Baby Boomers have created what sociologists call a 'youth culture,' which is a society that panders to, overprotects, and essentially worships its young people.
Though God does take youth, ignorance, and inexperience into consideration, He still holds a person responsible for everything he does. Age makes no difference.
Richard Ritenbaugh, observing how the mood and attitude of a generation shapes society, focuses upon the ramifications of the Baby Boomers "Youth Culture," pampering, overprotecting, and worshipping its young people. It teaches a narcissistic, "look out for Number One" attitude, delaying responsibility and …
Richard Ritenbaugh, debunking the widely-held belief that Christians lead boring lives, blames the popular media for this negative image. Some churches want to counter this image by glomming onto glitzy, high-energy motivational speakers, short sermons, and Christian rock music. We are admonished by the scriptures not to try to …
Kim Myers avers that there are three ways of life God's people may choose. The first way of life is walking in the light—the only way acceptable to God. The second way is to walk in a mixture of darkness and light. The third way is to walk in total darkness, the way most of mankind under the sway of Satan has chosen. …
Richard Ritenbaugh observes that in the scattering of the church and the famine of the word, the young people have the roughest time coping- as in a literal famine. The prophecies reveal that if young people try to find answers in the world or other religions, they will meet with disaster. The youth of the church must realize …
If we, as Christian parents, could shape and mold the minds of our children early, we could inoculate them against making the same mistakes that we did.

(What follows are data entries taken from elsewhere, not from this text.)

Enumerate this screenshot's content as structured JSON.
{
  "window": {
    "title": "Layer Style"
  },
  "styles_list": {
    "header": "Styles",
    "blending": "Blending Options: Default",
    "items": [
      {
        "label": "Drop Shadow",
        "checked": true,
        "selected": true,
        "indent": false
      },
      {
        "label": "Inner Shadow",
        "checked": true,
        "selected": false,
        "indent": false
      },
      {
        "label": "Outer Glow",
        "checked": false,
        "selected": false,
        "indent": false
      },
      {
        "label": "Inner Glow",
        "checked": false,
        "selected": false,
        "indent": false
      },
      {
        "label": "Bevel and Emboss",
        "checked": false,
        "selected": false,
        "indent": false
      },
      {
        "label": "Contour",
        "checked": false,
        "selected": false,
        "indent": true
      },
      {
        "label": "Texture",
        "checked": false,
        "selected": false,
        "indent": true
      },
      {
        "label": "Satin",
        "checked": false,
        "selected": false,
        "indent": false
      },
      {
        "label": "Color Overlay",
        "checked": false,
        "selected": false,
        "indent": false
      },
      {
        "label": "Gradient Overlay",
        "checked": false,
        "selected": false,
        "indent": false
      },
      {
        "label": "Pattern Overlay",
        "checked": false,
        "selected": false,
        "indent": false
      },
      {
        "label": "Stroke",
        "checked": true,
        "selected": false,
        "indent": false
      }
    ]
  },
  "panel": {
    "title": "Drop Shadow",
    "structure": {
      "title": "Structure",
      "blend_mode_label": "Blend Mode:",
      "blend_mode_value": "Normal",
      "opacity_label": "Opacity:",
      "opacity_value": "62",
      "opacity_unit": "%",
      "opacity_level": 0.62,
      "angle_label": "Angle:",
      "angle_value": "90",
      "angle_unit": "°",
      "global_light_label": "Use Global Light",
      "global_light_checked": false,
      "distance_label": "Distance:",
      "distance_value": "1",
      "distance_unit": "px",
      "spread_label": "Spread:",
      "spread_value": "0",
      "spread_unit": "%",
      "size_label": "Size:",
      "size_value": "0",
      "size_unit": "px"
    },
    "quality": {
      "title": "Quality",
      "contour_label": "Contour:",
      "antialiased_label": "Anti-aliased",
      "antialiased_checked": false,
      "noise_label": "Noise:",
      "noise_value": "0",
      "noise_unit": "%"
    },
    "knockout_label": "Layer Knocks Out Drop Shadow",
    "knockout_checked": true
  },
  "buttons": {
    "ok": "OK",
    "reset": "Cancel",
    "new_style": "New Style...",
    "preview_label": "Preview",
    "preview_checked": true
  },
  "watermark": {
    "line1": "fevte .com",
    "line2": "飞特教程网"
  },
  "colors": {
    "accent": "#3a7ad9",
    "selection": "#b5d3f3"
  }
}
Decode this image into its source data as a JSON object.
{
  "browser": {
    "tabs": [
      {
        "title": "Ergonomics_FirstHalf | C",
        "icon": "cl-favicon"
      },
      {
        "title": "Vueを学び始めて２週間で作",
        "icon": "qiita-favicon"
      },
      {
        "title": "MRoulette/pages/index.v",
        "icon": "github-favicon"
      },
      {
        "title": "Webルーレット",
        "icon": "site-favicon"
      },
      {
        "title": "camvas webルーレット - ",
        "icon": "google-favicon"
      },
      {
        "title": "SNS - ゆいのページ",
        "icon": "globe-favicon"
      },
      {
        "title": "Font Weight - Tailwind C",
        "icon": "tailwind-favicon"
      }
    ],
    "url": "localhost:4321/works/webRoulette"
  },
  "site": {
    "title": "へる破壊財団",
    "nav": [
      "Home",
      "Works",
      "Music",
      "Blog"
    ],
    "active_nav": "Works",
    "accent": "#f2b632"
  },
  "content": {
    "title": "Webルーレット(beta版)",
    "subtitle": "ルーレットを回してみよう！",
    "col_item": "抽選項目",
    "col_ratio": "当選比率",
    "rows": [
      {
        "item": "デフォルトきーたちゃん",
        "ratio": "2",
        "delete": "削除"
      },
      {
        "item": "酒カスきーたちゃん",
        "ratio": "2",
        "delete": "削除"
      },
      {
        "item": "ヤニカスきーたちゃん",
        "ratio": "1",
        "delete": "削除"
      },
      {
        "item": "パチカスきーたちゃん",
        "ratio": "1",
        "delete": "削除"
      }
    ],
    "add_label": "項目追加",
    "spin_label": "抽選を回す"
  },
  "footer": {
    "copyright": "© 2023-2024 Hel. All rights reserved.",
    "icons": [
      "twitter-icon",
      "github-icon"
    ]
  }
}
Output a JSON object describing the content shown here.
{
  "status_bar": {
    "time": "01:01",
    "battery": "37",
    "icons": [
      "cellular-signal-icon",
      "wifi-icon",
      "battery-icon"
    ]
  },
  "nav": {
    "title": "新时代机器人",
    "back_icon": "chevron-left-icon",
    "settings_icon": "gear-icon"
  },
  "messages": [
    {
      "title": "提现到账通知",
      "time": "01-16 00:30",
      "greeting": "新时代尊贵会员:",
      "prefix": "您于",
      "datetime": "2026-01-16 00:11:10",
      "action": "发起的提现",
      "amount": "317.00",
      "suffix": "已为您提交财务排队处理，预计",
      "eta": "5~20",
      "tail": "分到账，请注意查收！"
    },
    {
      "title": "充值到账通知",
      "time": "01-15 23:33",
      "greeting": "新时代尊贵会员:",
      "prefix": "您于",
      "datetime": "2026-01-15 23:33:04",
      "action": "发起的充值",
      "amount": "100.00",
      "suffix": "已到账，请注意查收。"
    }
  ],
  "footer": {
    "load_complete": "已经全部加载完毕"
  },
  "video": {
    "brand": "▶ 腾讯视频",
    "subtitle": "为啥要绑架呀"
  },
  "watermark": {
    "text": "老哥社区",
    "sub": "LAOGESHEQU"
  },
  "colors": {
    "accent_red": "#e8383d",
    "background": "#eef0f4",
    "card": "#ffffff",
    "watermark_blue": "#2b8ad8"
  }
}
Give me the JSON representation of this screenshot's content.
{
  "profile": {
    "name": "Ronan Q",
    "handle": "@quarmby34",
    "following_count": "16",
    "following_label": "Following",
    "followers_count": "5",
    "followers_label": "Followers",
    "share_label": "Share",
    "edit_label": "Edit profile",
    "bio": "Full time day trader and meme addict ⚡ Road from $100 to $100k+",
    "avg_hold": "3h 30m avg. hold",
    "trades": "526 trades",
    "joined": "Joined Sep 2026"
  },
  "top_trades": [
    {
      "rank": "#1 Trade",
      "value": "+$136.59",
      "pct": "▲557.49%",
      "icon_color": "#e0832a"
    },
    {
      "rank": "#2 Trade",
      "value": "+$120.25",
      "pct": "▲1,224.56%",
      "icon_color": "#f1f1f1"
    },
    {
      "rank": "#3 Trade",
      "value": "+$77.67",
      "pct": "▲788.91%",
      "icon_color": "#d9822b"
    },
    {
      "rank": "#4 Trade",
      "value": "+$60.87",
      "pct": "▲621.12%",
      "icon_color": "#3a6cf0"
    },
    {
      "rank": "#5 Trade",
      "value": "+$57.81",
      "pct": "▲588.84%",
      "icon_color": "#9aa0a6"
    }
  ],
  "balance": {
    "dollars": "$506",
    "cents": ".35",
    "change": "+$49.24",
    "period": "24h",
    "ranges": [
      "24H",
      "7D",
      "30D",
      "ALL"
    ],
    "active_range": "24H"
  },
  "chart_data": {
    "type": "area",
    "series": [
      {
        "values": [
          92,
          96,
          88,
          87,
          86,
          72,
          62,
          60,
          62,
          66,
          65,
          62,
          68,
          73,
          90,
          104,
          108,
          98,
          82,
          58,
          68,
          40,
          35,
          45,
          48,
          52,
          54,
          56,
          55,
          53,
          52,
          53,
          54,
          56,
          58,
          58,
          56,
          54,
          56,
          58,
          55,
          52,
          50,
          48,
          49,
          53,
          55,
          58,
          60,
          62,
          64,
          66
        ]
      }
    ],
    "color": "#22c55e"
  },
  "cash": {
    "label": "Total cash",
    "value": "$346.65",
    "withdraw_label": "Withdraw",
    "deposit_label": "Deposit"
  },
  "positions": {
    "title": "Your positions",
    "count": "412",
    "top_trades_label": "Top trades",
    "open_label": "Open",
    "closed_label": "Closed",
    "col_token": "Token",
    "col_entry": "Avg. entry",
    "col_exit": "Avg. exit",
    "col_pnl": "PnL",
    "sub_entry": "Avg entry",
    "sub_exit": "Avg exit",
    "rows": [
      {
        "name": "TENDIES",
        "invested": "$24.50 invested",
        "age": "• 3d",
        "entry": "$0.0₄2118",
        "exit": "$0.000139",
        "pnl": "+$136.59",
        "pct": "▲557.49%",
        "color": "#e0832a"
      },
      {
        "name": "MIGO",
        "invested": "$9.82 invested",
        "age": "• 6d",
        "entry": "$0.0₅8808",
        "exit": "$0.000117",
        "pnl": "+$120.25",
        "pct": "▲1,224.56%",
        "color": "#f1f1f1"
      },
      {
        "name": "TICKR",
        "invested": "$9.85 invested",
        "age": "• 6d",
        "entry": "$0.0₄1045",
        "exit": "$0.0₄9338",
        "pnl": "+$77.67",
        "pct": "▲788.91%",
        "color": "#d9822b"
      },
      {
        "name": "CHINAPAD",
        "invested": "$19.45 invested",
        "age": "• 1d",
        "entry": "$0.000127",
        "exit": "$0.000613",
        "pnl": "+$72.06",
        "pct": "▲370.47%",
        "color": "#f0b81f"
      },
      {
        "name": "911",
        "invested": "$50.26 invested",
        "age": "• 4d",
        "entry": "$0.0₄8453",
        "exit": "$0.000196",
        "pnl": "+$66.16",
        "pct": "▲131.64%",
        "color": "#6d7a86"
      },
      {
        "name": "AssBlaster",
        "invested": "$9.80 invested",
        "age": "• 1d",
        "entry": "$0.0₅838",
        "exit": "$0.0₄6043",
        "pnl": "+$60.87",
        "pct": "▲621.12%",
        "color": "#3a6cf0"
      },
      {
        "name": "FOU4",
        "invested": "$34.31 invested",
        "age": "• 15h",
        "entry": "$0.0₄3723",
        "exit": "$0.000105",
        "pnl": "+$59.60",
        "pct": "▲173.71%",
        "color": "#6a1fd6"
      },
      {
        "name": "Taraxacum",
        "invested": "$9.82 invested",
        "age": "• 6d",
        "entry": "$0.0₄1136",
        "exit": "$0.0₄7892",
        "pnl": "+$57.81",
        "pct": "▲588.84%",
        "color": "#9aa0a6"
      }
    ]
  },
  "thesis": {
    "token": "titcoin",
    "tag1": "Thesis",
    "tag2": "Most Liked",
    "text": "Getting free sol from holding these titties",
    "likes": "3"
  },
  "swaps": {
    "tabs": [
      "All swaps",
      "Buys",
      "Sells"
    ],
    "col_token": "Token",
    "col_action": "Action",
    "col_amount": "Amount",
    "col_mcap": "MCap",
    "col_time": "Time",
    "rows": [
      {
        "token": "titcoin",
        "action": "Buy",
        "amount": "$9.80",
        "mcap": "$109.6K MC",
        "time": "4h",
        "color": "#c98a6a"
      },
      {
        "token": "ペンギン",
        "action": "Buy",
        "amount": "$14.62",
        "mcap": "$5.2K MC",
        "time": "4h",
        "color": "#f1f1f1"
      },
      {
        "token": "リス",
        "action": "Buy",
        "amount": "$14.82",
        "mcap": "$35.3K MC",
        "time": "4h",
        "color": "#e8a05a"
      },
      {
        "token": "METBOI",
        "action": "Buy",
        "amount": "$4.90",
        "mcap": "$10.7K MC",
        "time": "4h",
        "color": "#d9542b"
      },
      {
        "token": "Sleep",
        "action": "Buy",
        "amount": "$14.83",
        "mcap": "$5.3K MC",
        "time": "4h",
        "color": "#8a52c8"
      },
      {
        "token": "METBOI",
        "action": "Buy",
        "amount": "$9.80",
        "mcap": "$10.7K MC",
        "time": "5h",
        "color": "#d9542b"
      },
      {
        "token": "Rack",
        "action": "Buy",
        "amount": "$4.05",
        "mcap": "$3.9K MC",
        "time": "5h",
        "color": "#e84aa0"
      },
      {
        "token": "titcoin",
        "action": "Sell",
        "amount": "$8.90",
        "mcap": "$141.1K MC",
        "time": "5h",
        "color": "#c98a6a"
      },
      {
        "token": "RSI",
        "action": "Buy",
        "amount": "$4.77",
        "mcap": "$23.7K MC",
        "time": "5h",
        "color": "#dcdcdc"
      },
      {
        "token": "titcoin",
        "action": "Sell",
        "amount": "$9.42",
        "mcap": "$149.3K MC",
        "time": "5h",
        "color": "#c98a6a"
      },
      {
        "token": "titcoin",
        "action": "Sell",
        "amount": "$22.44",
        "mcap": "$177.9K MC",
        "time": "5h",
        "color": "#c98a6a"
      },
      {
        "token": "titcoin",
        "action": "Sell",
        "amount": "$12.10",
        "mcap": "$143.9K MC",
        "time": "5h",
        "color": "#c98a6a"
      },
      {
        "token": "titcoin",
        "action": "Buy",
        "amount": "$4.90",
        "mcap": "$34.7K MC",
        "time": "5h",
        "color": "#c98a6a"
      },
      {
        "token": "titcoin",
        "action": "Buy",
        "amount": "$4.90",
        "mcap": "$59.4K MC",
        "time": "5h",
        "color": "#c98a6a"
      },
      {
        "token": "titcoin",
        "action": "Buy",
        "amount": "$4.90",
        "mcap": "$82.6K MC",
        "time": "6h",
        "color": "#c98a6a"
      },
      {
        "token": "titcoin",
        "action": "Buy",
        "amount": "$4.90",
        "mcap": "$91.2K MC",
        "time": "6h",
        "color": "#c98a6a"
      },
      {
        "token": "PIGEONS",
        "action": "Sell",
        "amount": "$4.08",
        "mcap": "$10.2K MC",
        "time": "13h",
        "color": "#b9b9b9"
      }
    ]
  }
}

The Days of Unleavened Bread define our responsibility in God's plan to purge out habits, attitudes, and teachings that do not conform to God's way.
Young people are responsible for the spiritual knowledge that they have learned from their parents, as well as the custodianship of spiritual blessings.
God emphasizes Ecclesiastes during the Feast of Tabernacles to show the result of doing whatever our human heart leads us to do. The physical cannot satisfy.
Matthew's encapsulation of the Beatitudes, the essence of Jesus Christ's teaching, contains the foundation of His teaching through the entirety of His ministry.
The Feasts of God are not vacations, but are holy convocations when God assembles His family for the purpose of enabling us to learn to fear and honor Him.
The holy days are reliable teaching tools, emphasizing spaced repetition to reinforce our faulty memories and drive the lesson deep into our thinking.
Along with the central paradox of Ecclesiastes 7, the chapter emphasizes the importance of an individual's lifelong search for wisdom.
The only possibility of attaining peace is a relationship with God—peace with God through our Lord and Savior Jesus Christ, which must continually be refined.
John Ritenbaugh, continuing the perennial "Handwriting on the Wall" theme from prior Feasts, suggests that as we mature, our ability to judge should exponentially increase even though perceiving reality is difficult. As we search for the truth, we cannot be "all over the place" but must abide in the truths of …
The dwelling in booths and the sacrifices were the context for rejoicing at the Feast of Tabernacles. The booths depict our current lives as pilgrims.